Last night's P-B Dialogues meeting regarding the emergency management issue in Rochester/Olmsted was enlightening in many ways. Here's the news story on the event by reporter Matt Russell.
As I summarized last night, it appears that the professionals involved with emergency management -- the city and county emergency management directors (Rochester Fire Chief Greg Martin and Olmsted County Sheriff's Capt. Kevin Torgerson) and Rochester Police Chief Roger Peterson are satisfied with the plans for separate city and county emergency management functions. Not sure what Sheriff Steve Von Wald's latest thinking is on this issue (he was out of town last night) but we'll find out.
As Peterson said, most emergency management programs are set up in this way, with city people responsible for local planning, county or regional programs serving an "umbrella" function to assist and support cities when needed, just as state and federal agencies are available in catastrophic situations. "We would not be 'silos,'" or two independent agencies that would not communicate or cooperate, as some have suggested.

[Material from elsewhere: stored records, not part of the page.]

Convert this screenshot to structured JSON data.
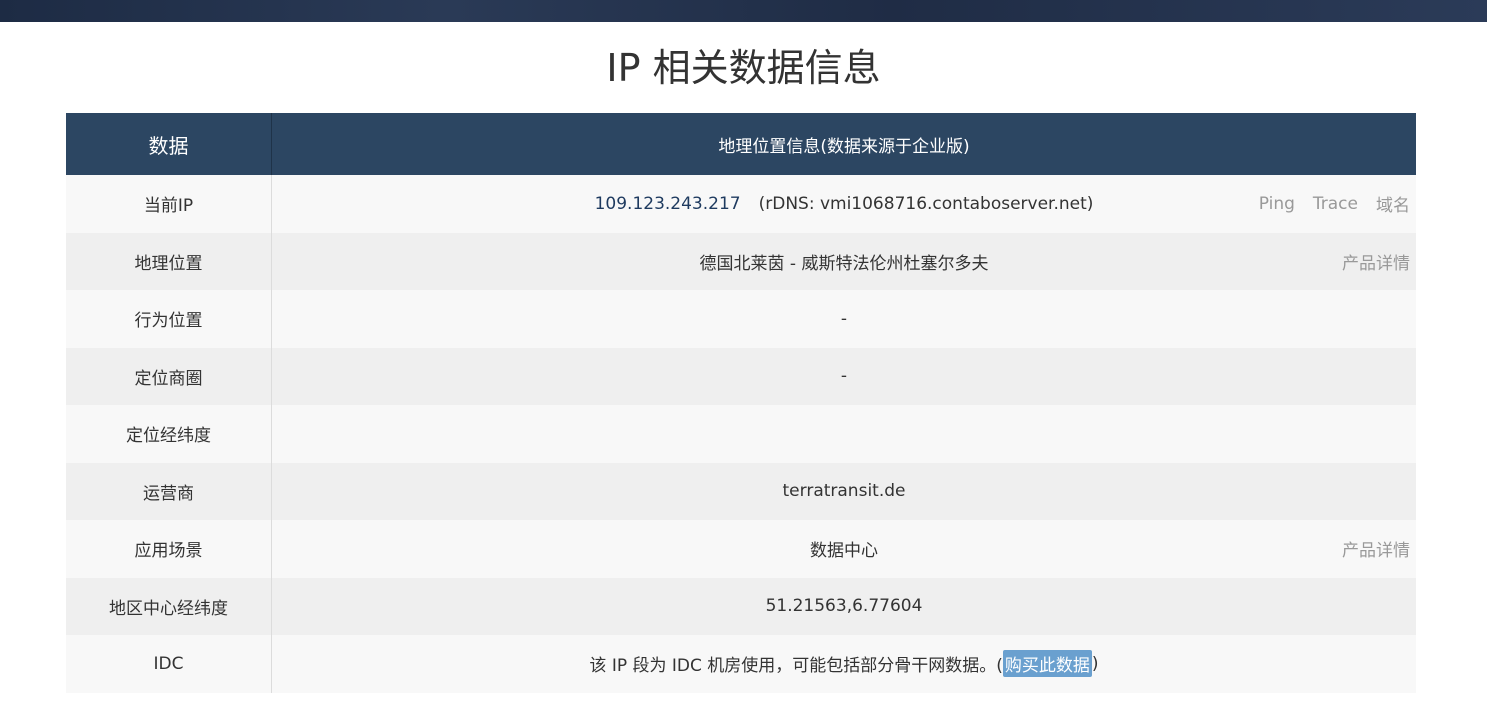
{
  "page": {
    "title": "IP 相关数据信息"
  },
  "table": {
    "header": {
      "key": "数据",
      "value": "地理位置信息(数据来源于企业版)"
    },
    "current_ip": {
      "label": "当前IP",
      "ip": "109.123.243.217",
      "rdns": "(rDNS: vmi1068716.contaboserver.net)",
      "actions": {
        "ping": "Ping",
        "trace": "Trace",
        "domain": "域名"
      }
    },
    "geo": {
      "label": "地理位置",
      "value": "德国北莱茵 - 威斯特法伦州杜塞尔多夫",
      "action": "产品详情"
    },
    "behavior": {
      "label": "行为位置",
      "value": "-"
    },
    "district": {
      "label": "定位商圈",
      "value": "-"
    },
    "latlng": {
      "label": "定位经纬度",
      "value": ""
    },
    "isp": {
      "label": "运营商",
      "value": "terratransit.de"
    },
    "scene": {
      "label": "应用场景",
      "value": "数据中心",
      "action": "产品详情"
    },
    "center": {
      "label": "地区中心经纬度",
      "value": "51.21563,6.77604"
    },
    "idc": {
      "label": "IDC",
      "text_before": "该 IP 段为 IDC 机房使用，可能包括部分骨干网数据。(",
      "buy": "购买此数据",
      "text_after": ")"
    }
  }
}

There seemed to be no gap between the city and county professionals on the matter. If public safety is your first concern about this (not money or turf/politics), then you were probably reassured about the discussion last night.
Mike Podulke, county board member, and Mark Bilderback, city council member, also were at the head table and Podulke raised questions primarily of "governance" and redundancy, of going against the goal of more cooperation and convergence of city and county goals.

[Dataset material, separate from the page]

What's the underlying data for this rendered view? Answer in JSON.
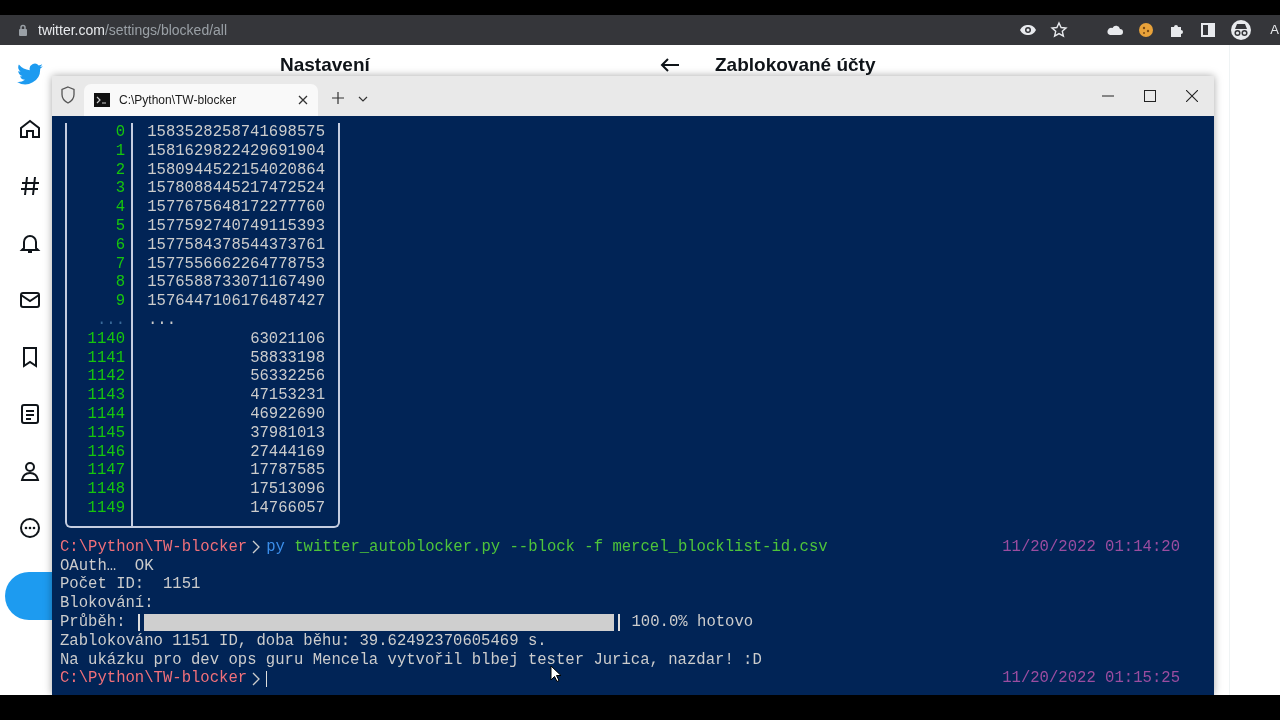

He said "fuzzy bookkeeping" was involved in the city's assertions that it won't cost significantly more for the city to take over its emergency management functions. But he didn't address my point that the main financial issue seems to be the hole blown in the county's emergency management budget by the city's pullout, and others also said it remains to be seen if there's a significant cost impact for Rochester taxpayers.
Peterson said, "We'e involved in emergency management because we were drafted into the position" as the mission for emergency management changed after 9/11. "In 2001, the focus of emergency management changed -- now it is preparedness -- mitigation -- recovery from disaster that exceeds local capability," not just weather warnings, etc.
"The funding issue is that when the mission changed, our structure did not. We began having problems fulfilling our mission," he said. "The problem is, one organization cannot plan for another organization, cannot prioritize, develop resources, budget and manage another organization." Every city and municipality has that responsibility, he said.
Podulke pointed to the successful merging of city and county functions, especially with public health and the planning department. "People predicted it would be the end of the world" when those departments were consolidated, but he called Olmsted County Public Health a model for the state. It's "strong personalities and personnel issues" that have led to the split in emergency management.
Bilderback, who's in emergency management at Mayo, disagreed and said "it's the responsibility of the city to plan." He and others said that already, preparedness and planning are light years ahead of where they were previously. The Joint Emergency Management function is not going away, but it has taken on a new structure.
John Eckerman of the Rochester Area Chamber of Commerce expressed the chamber's concern that two emergency management efforts will cost more than one, and will hit Rochester taxpayers especially hard. "We believe it's not too late and it's in the city's best interests" to resolve any differences outstanding with the county and remain in a consolidated management structure.
But last night, it was hard to see any differences between city and county on how emergency management should be structured locally. There are no personnel issues or personality conflicts, by all accounts; those are historical, apparently. But the professionals on board now seem to be in agreement that the structure now being considered makes great sense.
I'll post more on Monday...